━━━━━ INFORMATION SUPPLIED ━━━━━

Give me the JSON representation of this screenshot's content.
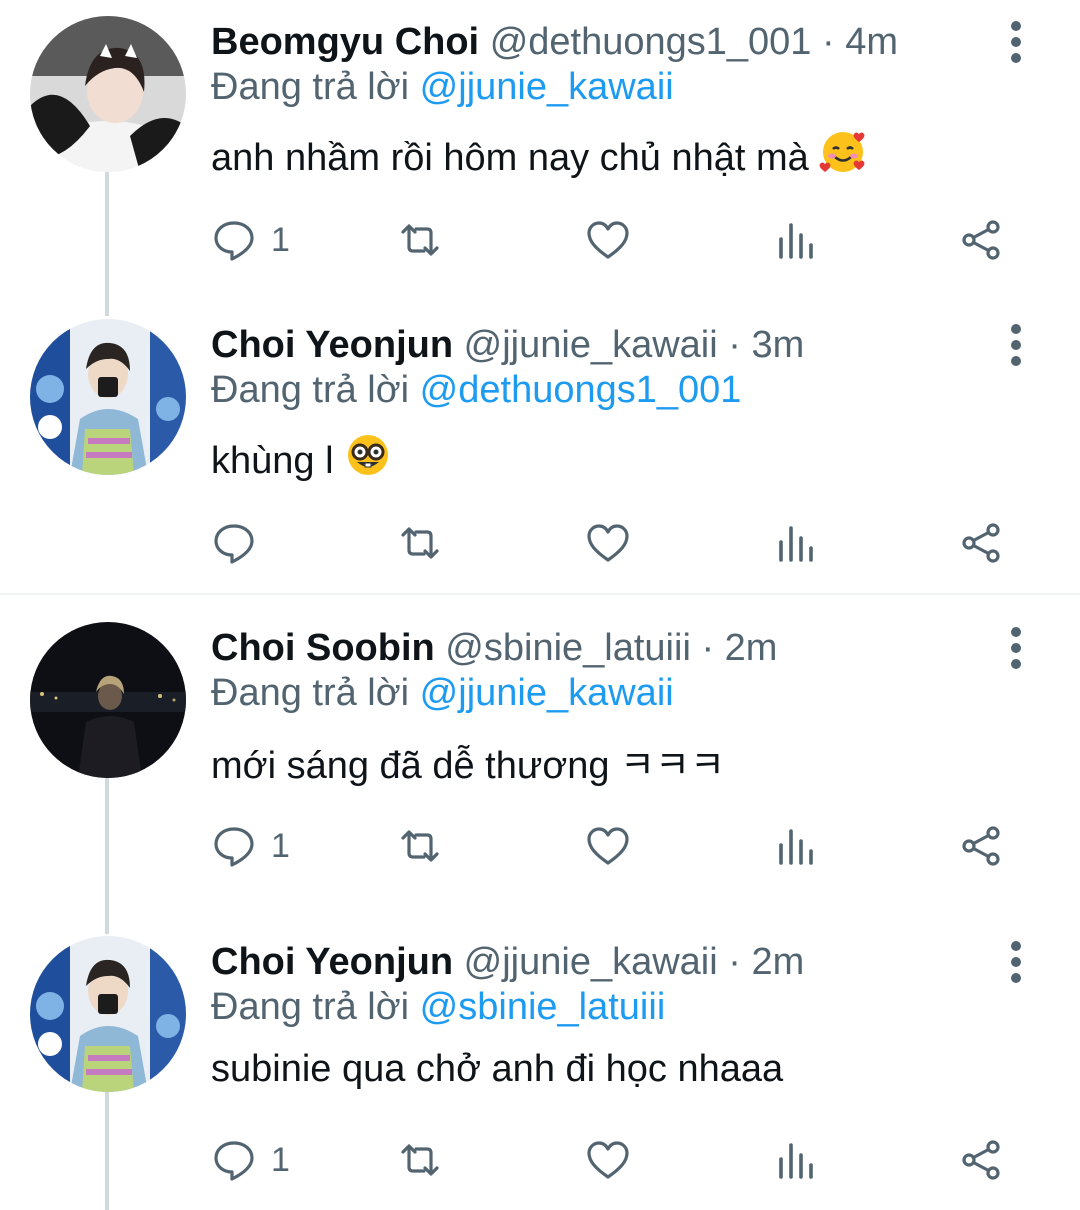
{
  "tweets": [
    {
      "name": "Beomgyu Choi",
      "handle": "@dethuongs1_001 · 4m",
      "replying_prefix": "Đang trả lời",
      "replying_to": "@jjunie_kawaii",
      "text": "anh nhầm rồi hôm nay chủ nhật mà",
      "emoji": "smiling-face-with-hearts",
      "reply_count": "1"
    },
    {
      "name": "Choi Yeonjun",
      "handle": "@jjunie_kawaii · 3m",
      "replying_prefix": "Đang trả lời",
      "replying_to": "@dethuongs1_001",
      "text": "khùng l",
      "emoji": "nerd-face",
      "reply_count": ""
    },
    {
      "name": "Choi Soobin",
      "handle": "@sbinie_latuiii · 2m",
      "replying_prefix": "Đang trả lời",
      "replying_to": "@jjunie_kawaii",
      "text": "mới sáng đã dễ thương ㅋㅋㅋ",
      "emoji": "",
      "reply_count": "1"
    },
    {
      "name": "Choi Yeonjun",
      "handle": "@jjunie_kawaii · 2m",
      "replying_prefix": "Đang trả lời",
      "replying_to": "@sbinie_latuiii",
      "text": "subinie qua chở anh đi học nhaaa",
      "emoji": "",
      "reply_count": "1"
    }
  ],
  "colors": {
    "name": "#0f1419",
    "secondary": "#536471",
    "mention": "#1d9bf0",
    "thread_line": "#cfd9de"
  }
}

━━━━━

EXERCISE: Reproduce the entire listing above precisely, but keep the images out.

TASK ANSWER:
Give me the JSON representation of this screenshot's content.
{
  "tweets": [
    {
      "name": "Beomgyu Choi",
      "handle": "@dethuongs1_001 · 4m",
      "replying_prefix": "Đang trả lời",
      "replying_to": "@jjunie_kawaii",
      "text": "anh nhầm rồi hôm nay chủ nhật mà",
      "emoji": "smiling-face-with-hearts",
      "reply_count": "1"
    },
    {
      "name": "Choi Yeonjun",
      "handle": "@jjunie_kawaii · 3m",
      "replying_prefix": "Đang trả lời",
      "replying_to": "@dethuongs1_001",
      "text": "khùng l",
      "emoji": "nerd-face",
      "reply_count": ""
    },
    {
      "name": "Choi Soobin",
      "handle": "@sbinie_latuiii · 2m",
      "replying_prefix": "Đang trả lời",
      "replying_to": "@jjunie_kawaii",
      "text": "mới sáng đã dễ thương ㅋㅋㅋ",
      "emoji": "",
      "reply_count": "1"
    },
    {
      "name": "Choi Yeonjun",
      "handle": "@jjunie_kawaii · 2m",
      "replying_prefix": "Đang trả lời",
      "replying_to": "@sbinie_latuiii",
      "text": "subinie qua chở anh đi học nhaaa",
      "emoji": "",
      "reply_count": "1"
    }
  ],
  "colors": {
    "name": "#0f1419",
    "secondary": "#536471",
    "mention": "#1d9bf0",
    "thread_line": "#cfd9de"
  }
}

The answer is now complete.